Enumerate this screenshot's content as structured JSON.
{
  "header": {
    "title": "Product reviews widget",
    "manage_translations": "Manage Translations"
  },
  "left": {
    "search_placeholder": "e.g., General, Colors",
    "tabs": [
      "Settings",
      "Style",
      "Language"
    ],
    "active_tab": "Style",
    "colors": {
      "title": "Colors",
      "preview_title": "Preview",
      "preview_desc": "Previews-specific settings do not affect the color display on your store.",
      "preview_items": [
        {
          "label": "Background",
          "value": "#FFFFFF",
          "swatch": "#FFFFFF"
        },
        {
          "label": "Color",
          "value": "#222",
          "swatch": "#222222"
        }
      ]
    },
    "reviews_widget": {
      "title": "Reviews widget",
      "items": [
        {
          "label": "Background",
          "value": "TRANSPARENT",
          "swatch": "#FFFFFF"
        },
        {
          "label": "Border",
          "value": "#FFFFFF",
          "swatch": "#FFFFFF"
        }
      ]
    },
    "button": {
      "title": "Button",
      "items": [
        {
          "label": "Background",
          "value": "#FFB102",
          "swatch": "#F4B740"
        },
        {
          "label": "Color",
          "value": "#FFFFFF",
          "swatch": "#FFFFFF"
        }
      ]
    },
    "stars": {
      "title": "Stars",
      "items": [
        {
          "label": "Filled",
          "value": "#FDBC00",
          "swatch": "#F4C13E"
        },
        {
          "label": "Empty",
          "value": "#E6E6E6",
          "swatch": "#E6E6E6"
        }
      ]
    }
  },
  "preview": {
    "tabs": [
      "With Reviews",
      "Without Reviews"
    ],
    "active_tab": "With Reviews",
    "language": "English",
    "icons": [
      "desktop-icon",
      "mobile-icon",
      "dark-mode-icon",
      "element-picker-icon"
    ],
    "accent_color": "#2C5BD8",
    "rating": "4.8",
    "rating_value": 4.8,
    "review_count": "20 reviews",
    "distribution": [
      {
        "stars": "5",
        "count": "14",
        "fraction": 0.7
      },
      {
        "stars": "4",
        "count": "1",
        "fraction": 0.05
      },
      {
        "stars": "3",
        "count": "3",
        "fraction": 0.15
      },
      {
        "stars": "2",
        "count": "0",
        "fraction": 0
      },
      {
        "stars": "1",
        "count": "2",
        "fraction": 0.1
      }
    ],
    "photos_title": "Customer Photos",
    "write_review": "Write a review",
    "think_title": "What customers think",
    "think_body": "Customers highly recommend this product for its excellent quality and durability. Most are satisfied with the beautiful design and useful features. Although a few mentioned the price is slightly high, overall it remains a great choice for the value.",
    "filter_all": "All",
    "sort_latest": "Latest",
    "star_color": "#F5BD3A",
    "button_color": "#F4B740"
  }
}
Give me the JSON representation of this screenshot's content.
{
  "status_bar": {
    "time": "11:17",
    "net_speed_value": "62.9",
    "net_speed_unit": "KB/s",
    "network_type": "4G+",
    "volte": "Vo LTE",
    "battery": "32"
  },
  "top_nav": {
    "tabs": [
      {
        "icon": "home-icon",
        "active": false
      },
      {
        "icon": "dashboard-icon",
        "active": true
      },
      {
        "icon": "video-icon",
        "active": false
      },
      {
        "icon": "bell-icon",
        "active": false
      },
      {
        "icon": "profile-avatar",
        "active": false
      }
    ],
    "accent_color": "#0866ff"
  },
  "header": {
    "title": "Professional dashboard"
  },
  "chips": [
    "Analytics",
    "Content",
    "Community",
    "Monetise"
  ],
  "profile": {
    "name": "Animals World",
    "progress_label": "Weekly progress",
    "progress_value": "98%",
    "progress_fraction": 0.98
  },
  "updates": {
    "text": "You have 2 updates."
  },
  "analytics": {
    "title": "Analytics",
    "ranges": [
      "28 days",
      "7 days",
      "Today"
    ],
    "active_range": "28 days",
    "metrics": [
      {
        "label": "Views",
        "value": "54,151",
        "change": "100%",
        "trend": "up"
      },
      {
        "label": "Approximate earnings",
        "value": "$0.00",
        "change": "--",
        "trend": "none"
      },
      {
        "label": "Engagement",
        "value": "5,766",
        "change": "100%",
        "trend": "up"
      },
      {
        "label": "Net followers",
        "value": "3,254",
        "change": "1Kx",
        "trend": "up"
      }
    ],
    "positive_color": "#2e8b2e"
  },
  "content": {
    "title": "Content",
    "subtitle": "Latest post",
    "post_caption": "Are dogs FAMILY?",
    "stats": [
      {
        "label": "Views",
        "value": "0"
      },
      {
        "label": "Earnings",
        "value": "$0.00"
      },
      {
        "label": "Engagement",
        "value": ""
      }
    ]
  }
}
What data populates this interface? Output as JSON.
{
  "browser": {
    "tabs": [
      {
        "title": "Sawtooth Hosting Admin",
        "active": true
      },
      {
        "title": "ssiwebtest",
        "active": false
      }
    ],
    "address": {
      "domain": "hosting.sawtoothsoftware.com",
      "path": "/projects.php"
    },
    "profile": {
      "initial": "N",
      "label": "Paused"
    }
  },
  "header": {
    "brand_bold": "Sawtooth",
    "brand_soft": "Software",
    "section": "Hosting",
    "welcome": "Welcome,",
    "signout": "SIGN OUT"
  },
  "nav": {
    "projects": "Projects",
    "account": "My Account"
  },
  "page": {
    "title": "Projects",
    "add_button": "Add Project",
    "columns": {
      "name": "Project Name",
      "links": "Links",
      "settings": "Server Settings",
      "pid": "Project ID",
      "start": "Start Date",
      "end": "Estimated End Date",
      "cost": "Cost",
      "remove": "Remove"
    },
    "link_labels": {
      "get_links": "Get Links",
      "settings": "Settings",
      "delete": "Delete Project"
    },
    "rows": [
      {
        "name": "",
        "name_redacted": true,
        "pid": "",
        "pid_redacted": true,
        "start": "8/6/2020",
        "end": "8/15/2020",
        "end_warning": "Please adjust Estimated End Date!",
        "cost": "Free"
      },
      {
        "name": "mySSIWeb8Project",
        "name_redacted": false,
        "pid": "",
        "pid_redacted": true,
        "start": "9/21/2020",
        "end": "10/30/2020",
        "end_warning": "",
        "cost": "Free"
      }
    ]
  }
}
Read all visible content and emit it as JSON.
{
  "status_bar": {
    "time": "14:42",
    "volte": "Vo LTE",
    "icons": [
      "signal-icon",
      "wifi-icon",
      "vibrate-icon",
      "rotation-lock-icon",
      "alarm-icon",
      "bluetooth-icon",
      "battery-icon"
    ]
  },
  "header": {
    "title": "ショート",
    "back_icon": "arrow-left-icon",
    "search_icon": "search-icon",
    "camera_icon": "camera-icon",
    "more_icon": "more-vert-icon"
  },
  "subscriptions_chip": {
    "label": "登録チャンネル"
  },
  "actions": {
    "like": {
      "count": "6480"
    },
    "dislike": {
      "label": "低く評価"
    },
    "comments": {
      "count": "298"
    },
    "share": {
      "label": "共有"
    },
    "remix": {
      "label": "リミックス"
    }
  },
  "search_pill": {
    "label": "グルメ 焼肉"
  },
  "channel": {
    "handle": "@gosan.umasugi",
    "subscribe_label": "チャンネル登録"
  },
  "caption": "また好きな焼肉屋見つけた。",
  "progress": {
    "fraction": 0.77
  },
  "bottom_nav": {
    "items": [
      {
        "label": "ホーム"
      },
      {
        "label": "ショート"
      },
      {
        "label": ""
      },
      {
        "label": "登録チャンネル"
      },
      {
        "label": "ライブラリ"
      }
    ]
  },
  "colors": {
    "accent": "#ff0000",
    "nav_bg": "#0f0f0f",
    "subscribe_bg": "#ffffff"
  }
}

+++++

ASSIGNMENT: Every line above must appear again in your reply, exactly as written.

EXPECTED ANSWER:
Enumerate this screenshot's content as structured JSON.
{
  "header": {
    "title": "Product reviews widget",
    "manage_translations": "Manage Translations"
  },
  "left": {
    "search_placeholder": "e.g., General, Colors",
    "tabs": [
      "Settings",
      "Style",
      "Language"
    ],
    "active_tab": "Style",
    "colors": {
      "title": "Colors",
      "preview_title": "Preview",
      "preview_desc": "Previews-specific settings do not affect the color display on your store.",
      "preview_items": [
        {
          "label": "Background",
          "value": "#FFFFFF",
          "swatch": "#FFFFFF"
        },
        {
          "label": "Color",
          "value": "#222",
          "swatch": "#222222"
        }
      ]
    },
    "reviews_widget": {
      "title": "Reviews widget",
      "items": [
        {
          "label": "Background",
          "value": "TRANSPARENT",
          "swatch": "#FFFFFF"
        },
        {
          "label": "Border",
          "value": "#FFFFFF",
          "swatch": "#FFFFFF"
        }
      ]
    },
    "button": {
      "title": "Button",
      "items": [
        {
          "label": "Background",
          "value": "#FFB102",
          "swatch": "#F4B740"
        },
        {
          "label": "Color",
          "value": "#FFFFFF",
          "swatch": "#FFFFFF"
        }
      ]
    },
    "stars": {
      "title": "Stars",
      "items": [
        {
          "label": "Filled",
          "value": "#FDBC00",
          "swatch": "#F4C13E"
        },
        {
          "label": "Empty",
          "value": "#E6E6E6",
          "swatch": "#E6E6E6"
        }
      ]
    }
  },
  "preview": {
    "tabs": [
      "With Reviews",
      "Without Reviews"
    ],
    "active_tab": "With Reviews",
    "language": "English",
    "icons": [
      "desktop-icon",
      "mobile-icon",
      "dark-mode-icon",
      "element-picker-icon"
    ],
    "accent_color": "#2C5BD8",
    "rating": "4.8",
    "rating_value": 4.8,
    "review_count": "20 reviews",
    "distribution": [
      {
        "stars": "5",
        "count": "14",
        "fraction": 0.7
      },
      {
        "stars": "4",
        "count": "1",
        "fraction": 0.05
      },
      {
        "stars": "3",
        "count": "3",
        "fraction": 0.15
      },
      {
        "stars": "2",
        "count": "0",
        "fraction": 0
      },
      {
        "stars": "1",
        "count": "2",
        "fraction": 0.1
      }
    ],
    "photos_title": "Customer Photos",
    "write_review": "Write a review",
    "think_title": "What customers think",
    "think_body": "Customers highly recommend this product for its excellent quality and durability. Most are satisfied with the beautiful design and useful features. Although a few mentioned the price is slightly high, overall it remains a great choice for the value.",
    "filter_all": "All",
    "sort_latest": "Latest",
    "star_color": "#F5BD3A",
    "button_color": "#F4B740"
  }
}
Give me the JSON representation of this screenshot's content.
{
  "status_bar": {
    "time": "11:17",
    "net_speed_value": "62.9",
    "net_speed_unit": "KB/s",
    "network_type": "4G+",
    "volte": "Vo LTE",
    "battery": "32"
  },
  "top_nav": {
    "tabs": [
      {
        "icon": "home-icon",
        "active": false
      },
      {
        "icon": "dashboard-icon",
        "active": true
      },
      {
        "icon": "video-icon",
        "active": false
      },
      {
        "icon": "bell-icon",
        "active": false
      },
      {
        "icon": "profile-avatar",
        "active": false
      }
    ],
    "accent_color": "#0866ff"
  },
  "header": {
    "title": "Professional dashboard"
  },
  "chips": [
    "Analytics",
    "Content",
    "Community",
    "Monetise"
  ],
  "profile": {
    "name": "Animals World",
    "progress_label": "Weekly progress",
    "progress_value": "98%",
    "progress_fraction": 0.98
  },
  "updates": {
    "text": "You have 2 updates."
  },
  "analytics": {
    "title": "Analytics",
    "ranges": [
      "28 days",
      "7 days",
      "Today"
    ],
    "active_range": "28 days",
    "metrics": [
      {
        "label": "Views",
        "value": "54,151",
        "change": "100%",
        "trend": "up"
      },
      {
        "label": "Approximate earnings",
        "value": "$0.00",
        "change": "--",
        "trend": "none"
      },
      {
        "label": "Engagement",
        "value": "5,766",
        "change": "100%",
        "trend": "up"
      },
      {
        "label": "Net followers",
        "value": "3,254",
        "change": "1Kx",
        "trend": "up"
      }
    ],
    "positive_color": "#2e8b2e"
  },
  "content": {
    "title": "Content",
    "subtitle": "Latest post",
    "post_caption": "Are dogs FAMILY?",
    "stats": [
      {
        "label": "Views",
        "value": "0"
      },
      {
        "label": "Earnings",
        "value": "$0.00"
      },
      {
        "label": "Engagement",
        "value": ""
      }
    ]
  }
}
What data populates this interface? Output as JSON.
{
  "browser": {
    "tabs": [
      {
        "title": "Sawtooth Hosting Admin",
        "active": true
      },
      {
        "title": "ssiwebtest",
        "active": false
      }
    ],
    "address": {
      "domain": "hosting.sawtoothsoftware.com",
      "path": "/projects.php"
    },
    "profile": {
      "initial": "N",
      "label": "Paused"
    }
  },
  "header": {
    "brand_bold": "Sawtooth",
    "brand_soft": "Software",
    "section": "Hosting",
    "welcome": "Welcome,",
    "signout": "SIGN OUT"
  },
  "nav": {
    "projects": "Projects",
    "account": "My Account"
  },
  "page": {
    "title": "Projects",
    "add_button": "Add Project",
    "columns": {
      "name": "Project Name",
      "links": "Links",
      "settings": "Server Settings",
      "pid": "Project ID",
      "start": "Start Date",
      "end": "Estimated End Date",
      "cost": "Cost",
      "remove": "Remove"
    },
    "link_labels": {
      "get_links": "Get Links",
      "settings": "Settings",
      "delete": "Delete Project"
    },
    "rows": [
      {
        "name": "",
        "name_redacted": true,
        "pid": "",
        "pid_redacted": true,
        "start": "8/6/2020",
        "end": "8/15/2020",
        "end_warning": "Please adjust Estimated End Date!",
        "cost": "Free"
      },
      {
        "name": "mySSIWeb8Project",
        "name_redacted": false,
        "pid": "",
        "pid_redacted": true,
        "start": "9/21/2020",
        "end": "10/30/2020",
        "end_warning": "",
        "cost": "Free"
      }
    ]
  }
}
Read all visible content and emit it as JSON.
{
  "status_bar": {
    "time": "14:42",
    "volte": "Vo LTE",
    "icons": [
      "signal-icon",
      "wifi-icon",
      "vibrate-icon",
      "rotation-lock-icon",
      "alarm-icon",
      "bluetooth-icon",
      "battery-icon"
    ]
  },
  "header": {
    "title": "ショート",
    "back_icon": "arrow-left-icon",
    "search_icon": "search-icon",
    "camera_icon": "camera-icon",
    "more_icon": "more-vert-icon"
  },
  "subscriptions_chip": {
    "label": "登録チャンネル"
  },
  "actions": {
    "like": {
      "count": "6480"
    },
    "dislike": {
      "label": "低く評価"
    },
    "comments": {
      "count": "298"
    },
    "share": {
      "label": "共有"
    },
    "remix": {
      "label": "リミックス"
    }
  },
  "search_pill": {
    "label": "グルメ 焼肉"
  },
  "channel": {
    "handle": "@gosan.umasugi",
    "subscribe_label": "チャンネル登録"
  },
  "caption": "また好きな焼肉屋見つけた。",
  "progress": {
    "fraction": 0.77
  },
  "bottom_nav": {
    "items": [
      {
        "label": "ホーム"
      },
      {
        "label": "ショート"
      },
      {
        "label": ""
      },
      {
        "label": "登録チャンネル"
      },
      {
        "label": "ライブラリ"
      }
    ]
  },
  "colors": {
    "accent": "#ff0000",
    "nav_bg": "#0f0f0f",
    "subscribe_bg": "#ffffff"
  }
}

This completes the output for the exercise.